__WHAT YOU NEED TO DO__
Keep the images out and copy every entry below exactly.

Dataset rows for apps and sites
========================
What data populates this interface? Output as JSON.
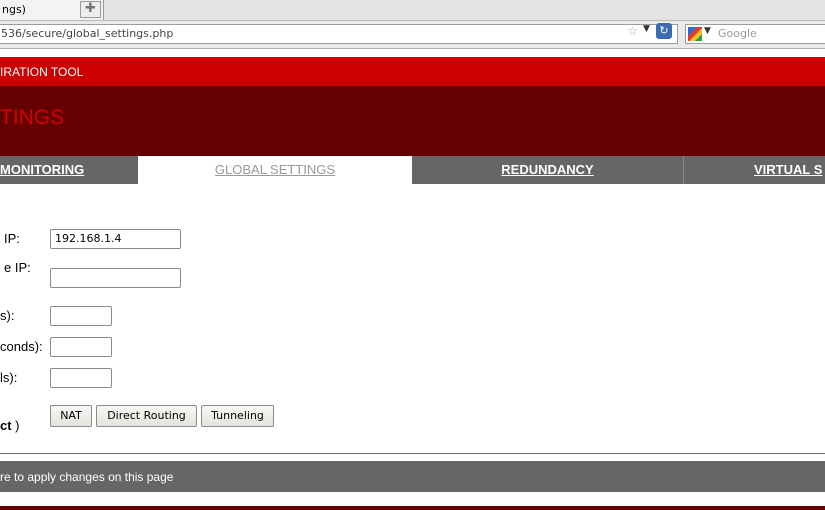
{
  "browser": {
    "tab_title": "ngs)",
    "new_tab_label": "✚",
    "url": "536/secure/global_settings.php",
    "search_placeholder": "Google"
  },
  "header": {
    "tool_name": "IRATION TOOL",
    "page_title": "TINGS"
  },
  "nav": {
    "tabs": [
      {
        "label": "MONITORING"
      },
      {
        "label": "GLOBAL SETTINGS",
        "active": true
      },
      {
        "label": "REDUNDANCY"
      },
      {
        "label": "VIRTUAL S"
      }
    ]
  },
  "form": {
    "fields": [
      {
        "label": "IP:",
        "value": "192.168.1.4"
      },
      {
        "label": "e IP:",
        "value": ""
      },
      {
        "label": "s):",
        "value": ""
      },
      {
        "label": "conds):",
        "value": ""
      },
      {
        "label": "ls):",
        "value": ""
      }
    ],
    "routing_label_bold": "ct",
    "routing_label_suffix": " )",
    "routing_buttons": [
      "NAT",
      "Direct Routing",
      "Tunneling"
    ]
  },
  "footer": {
    "apply_text": "re to apply changes on this page"
  },
  "colors": {
    "red": "#cc0000",
    "dark_red": "#650000",
    "gray": "#666666"
  }
}
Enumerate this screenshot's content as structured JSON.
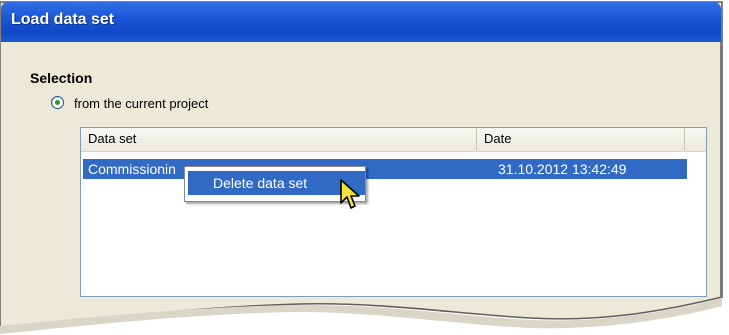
{
  "dialog": {
    "title": "Load data set"
  },
  "selection": {
    "heading": "Selection",
    "radio_label": "from the current project",
    "radio_checked": true
  },
  "list": {
    "columns": [
      "Data set",
      "Date"
    ],
    "rows": [
      {
        "name": "Commissionin",
        "date": "31.10.2012 13:42:49",
        "selected": true
      }
    ]
  },
  "context_menu": {
    "items": [
      "Delete data set"
    ]
  },
  "icons": {
    "cursor": "arrow-pointer-icon"
  },
  "colors": {
    "titlebar": "#0f48c8",
    "selection": "#316ac5",
    "dialog_bg": "#ece9d8"
  }
}
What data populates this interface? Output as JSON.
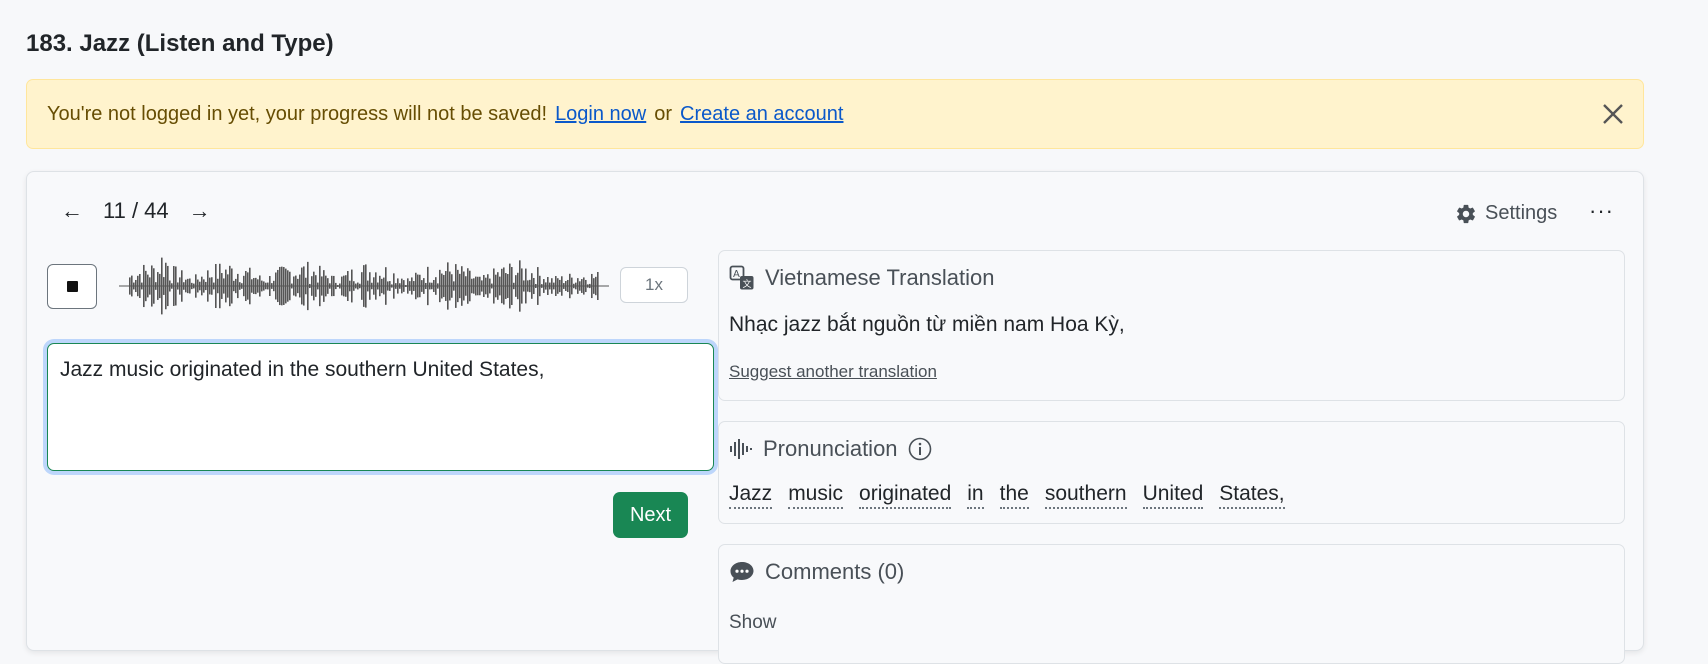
{
  "page": {
    "title": "183. Jazz (Listen and Type)"
  },
  "alert": {
    "message": "You're not logged in yet, your progress will not be saved!",
    "login_link": "Login now",
    "or_text": "or",
    "create_link": "Create an account",
    "bg_color": "#fff3cd"
  },
  "nav": {
    "prev": "←",
    "counter": "11 / 44",
    "next": "→"
  },
  "toolbar": {
    "settings_label": "Settings",
    "more_label": "···"
  },
  "player": {
    "speed": "1x"
  },
  "answer": {
    "value": "Jazz music originated in the southern United States,"
  },
  "next_button": {
    "label": "Next",
    "color": "#198754"
  },
  "translation": {
    "heading": "Vietnamese Translation",
    "text": "Nhạc jazz bắt nguồn từ miền nam Hoa Kỳ,",
    "suggest_label": "Suggest another translation"
  },
  "pronunciation": {
    "heading": "Pronunciation",
    "words": [
      "Jazz",
      "music",
      "originated",
      "in",
      "the",
      "southern",
      "United",
      "States,"
    ]
  },
  "comments": {
    "heading": "Comments (0)",
    "show_label": "Show"
  }
}
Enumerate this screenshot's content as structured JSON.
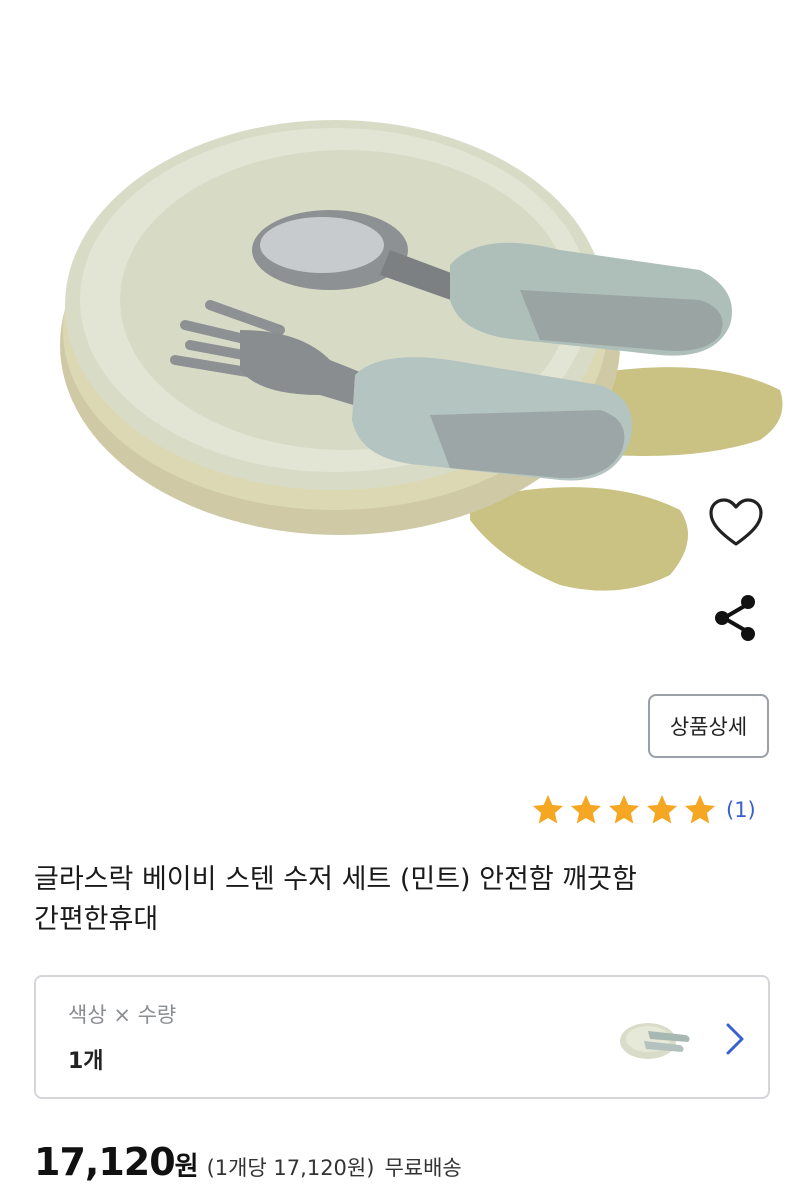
{
  "product": {
    "image_icon": "product-photo-plate-spoon-fork",
    "title_line1": "글라스락 베이비 스텐 수저 세트 (민트) 안전함 깨끗함",
    "title_line2": "간편한휴대"
  },
  "actions": {
    "favorite_icon": "heart-outline-icon",
    "share_icon": "share-icon",
    "detail_button": "상품상세"
  },
  "rating": {
    "stars": 5,
    "max_stars": 5,
    "review_count": "(1)",
    "star_color": "#f5a623"
  },
  "option": {
    "label": "색상 × 수량",
    "value": "1개",
    "thumb_icon": "product-thumbnail",
    "chevron_icon": "chevron-right-icon",
    "chevron_color": "#3a5fd0"
  },
  "pricing": {
    "price": "17,120",
    "currency": "원",
    "unit_price": "(1개당 17,120원)",
    "shipping": "무료배송"
  }
}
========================
__COMPLETED TASK__
What data populates this interface? Output as JSON.
{
  "browser": {
    "tab_title": "ngs)",
    "new_tab_label": "✚",
    "url": "536/secure/global_settings.php",
    "search_placeholder": "Google"
  },
  "header": {
    "tool_name": "IRATION TOOL",
    "page_title": "TINGS"
  },
  "nav": {
    "tabs": [
      {
        "label": "MONITORING"
      },
      {
        "label": "GLOBAL SETTINGS",
        "active": true
      },
      {
        "label": "REDUNDANCY"
      },
      {
        "label": "VIRTUAL S"
      }
    ]
  },
  "form": {
    "fields": [
      {
        "label": "IP:",
        "value": "192.168.1.4"
      },
      {
        "label": "e IP:",
        "value": ""
      },
      {
        "label": "s):",
        "value": ""
      },
      {
        "label": "conds):",
        "value": ""
      },
      {
        "label": "ls):",
        "value": ""
      }
    ],
    "routing_label_bold": "ct",
    "routing_label_suffix": " )",
    "routing_buttons": [
      "NAT",
      "Direct Routing",
      "Tunneling"
    ]
  },
  "footer": {
    "apply_text": "re to apply changes on this page"
  },
  "colors": {
    "red": "#cc0000",
    "dark_red": "#650000",
    "gray": "#666666"
  }
}
Enumerate this screenshot's content as structured JSON.
{
  "dialog": {
    "title": "Load data set"
  },
  "selection": {
    "heading": "Selection",
    "radio_label": "from the current project",
    "radio_checked": true
  },
  "list": {
    "columns": [
      "Data set",
      "Date"
    ],
    "rows": [
      {
        "name": "Commissionin",
        "date": "31.10.2012 13:42:49",
        "selected": true
      }
    ]
  },
  "context_menu": {
    "items": [
      "Delete data set"
    ]
  },
  "icons": {
    "cursor": "arrow-pointer-icon"
  },
  "colors": {
    "titlebar": "#0f48c8",
    "selection": "#316ac5",
    "dialog_bg": "#ece9d8"
  }
}
What data populates this interface? Output as JSON.
{
  "page": {
    "title": "183. Jazz (Listen and Type)"
  },
  "alert": {
    "message": "You're not logged in yet, your progress will not be saved!",
    "login_link": "Login now",
    "or_text": "or",
    "create_link": "Create an account",
    "bg_color": "#fff3cd"
  },
  "nav": {
    "prev": "←",
    "counter": "11 / 44",
    "next": "→"
  },
  "toolbar": {
    "settings_label": "Settings",
    "more_label": "···"
  },
  "player": {
    "speed": "1x"
  },
  "answer": {
    "value": "Jazz music originated in the southern United States,"
  },
  "next_button": {
    "label": "Next",
    "color": "#198754"
  },
  "translation": {
    "heading": "Vietnamese Translation",
    "text": "Nhạc jazz bắt nguồn từ miền nam Hoa Kỳ,",
    "suggest_label": "Suggest another translation"
  },
  "pronunciation": {
    "heading": "Pronunciation",
    "words": [
      "Jazz",
      "music",
      "originated",
      "in",
      "the",
      "southern",
      "United",
      "States,"
    ]
  },
  "comments": {
    "heading": "Comments (0)",
    "show_label": "Show"
  }
}
Enumerate this screenshot's content as structured JSON.
{
  "product": {
    "image_icon": "product-photo-plate-spoon-fork",
    "title_line1": "글라스락 베이비 스텐 수저 세트 (민트) 안전함 깨끗함",
    "title_line2": "간편한휴대"
  },
  "actions": {
    "favorite_icon": "heart-outline-icon",
    "share_icon": "share-icon",
    "detail_button": "상품상세"
  },
  "rating": {
    "stars": 5,
    "max_stars": 5,
    "review_count": "(1)",
    "star_color": "#f5a623"
  },
  "option": {
    "label": "색상 × 수량",
    "value": "1개",
    "thumb_icon": "product-thumbnail",
    "chevron_icon": "chevron-right-icon",
    "chevron_color": "#3a5fd0"
  },
  "pricing": {
    "price": "17,120",
    "currency": "원",
    "unit_price": "(1개당 17,120원)",
    "shipping": "무료배송"
  }
}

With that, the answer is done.